By: Dr. Michael Dennis, Civic Association Director.
It has been a challenging flu season (and not over yet) with many suffering from symptoms including, but not limited to, fever, cough, respiratory problems, muscle aches, tummy troubles, and fatigue.
Image: Dr. Michael Dennis
Many have voiced frustration that they became ill despite being vaccinated. This is not surprising since this season’s vaccines were only effective against 23 percent of viruses. Infectious disease specialists were already aware that most of the viruses circulating had mutated from those selected nearly one year ago for the development of vaccines and thus later do not recognize any component of the current virus strain. Researchers are trying to produce a universal vaccine that would stimulate immunity against proteins inside the virus, which don’t change from year to year, but there are restrictions in the process. Significant among them is that there is a lack of incentive for the pharmaceutical industry to produce new vaccines. Influenza vaccine sales produce very little revenue, are difficult to make and are extremely labor intensive. One would hope the industry would see a compassionate opportunity to serve the public in return for its massive income from other medications.
There is no doubt that improved vaccines targeted against specific viruses would have an important role to play especially for those with weak immune systems, in the elderly category, or in childhood. But notice the word “viruses” – not bacteria. A recent study examined clinician treatment practices with confirmed influenza and found that only 12 percent were treated with an anti-viral medication such as Tamiflu, Oseltamivir or Zanamivir, but at least 40 percent were prescribed an antibiotic, which has no effect whatsoever against the virus. It may be comforting to leave your appointment with a prescription, but you must realize that you are taking a medication you very likely don’t need instead of an antiviral that might be very helpful. And there can be complications from the antibiotic including rash and diarrhea. Less than 1 percent of flu victims have a bacterial secondary infection requiring an antibiotic; this is an issue that you should discuss in earnest with your physician.

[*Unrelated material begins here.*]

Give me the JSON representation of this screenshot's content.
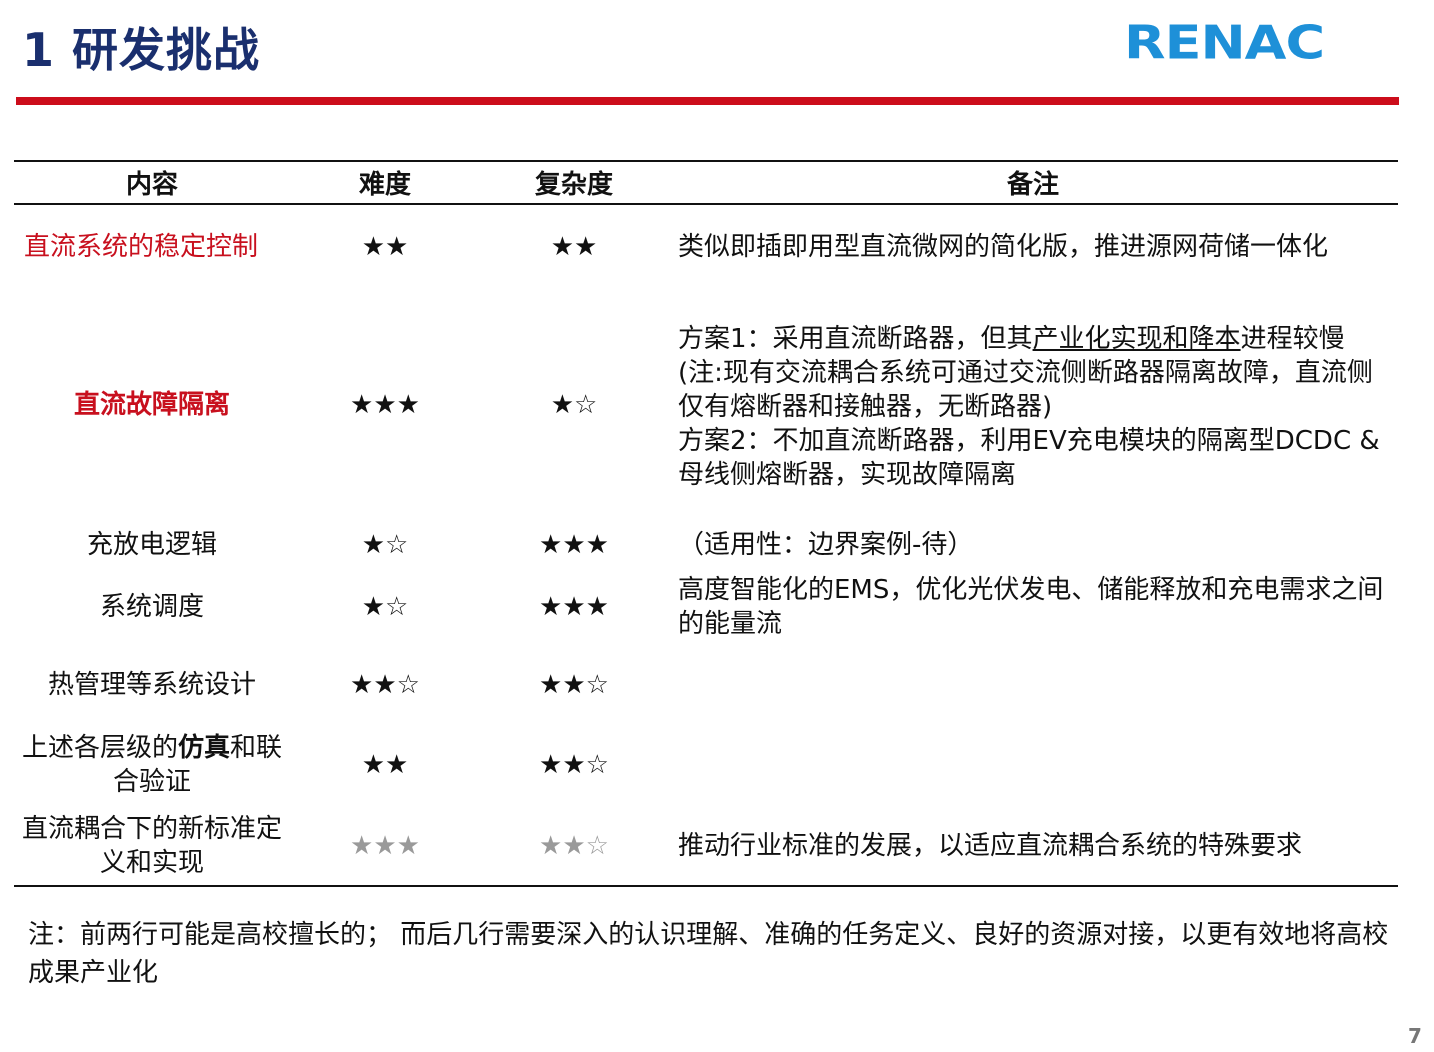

The fundamental truth is that the influenza vaccine is a mediocre product, only effective 65 percent in an average year, and does not work as well in children under age 2 or in the elderly as it does in healthy patients. It is cheap with few side effects and may cause pain at the injection site. Yet, despite its inefficiencies, in many cases it is well worth taking the shot to prevent prolonged symptoms or hospitalization if one contracts a recognized virus.
Fortunately there are some very simple maneuvers that can dramatically reduce your chance of exposure, i.e. avoidance mechanisms that can protect one from infection.
Fist bumping – thought by some to be discourteous, even insulting or political mimicry – can eliminate the chance of transferring organisms by the traditional handshake. As many as ten bacterial or viral components can be cultured on one’s palm (not all are harmful) at any one time, so this maneuver is a wise substitute. Hand sanitizers are especially effective in preventing the spread of disease in public places such as the shopping cart or your steering wheel after valet parking.
Obviously, you should politely avoid circumstances where you are with an afflicted individual in a close environment, i.e. at the bridge table. Those cards you are dealt might make you feel like the dummy for several weeks. And who has not been vigorously embraced in greeting by an acquaintance followed by a kiss on the cheek only to have that person step back and with a raspy voice interrupted by a hoarse cough tell how they have just spent the last four days in bed with a high fever? Be considerate. I readily acknowledge that this topic is not as engaging as island politics, but at least you might remain well to enjoy the drama. To your good health.
Dr. Michael Dennis is a Palm Beach Civic Association director and chairman of the Florida Atlantic University Schmidt College of Medicine.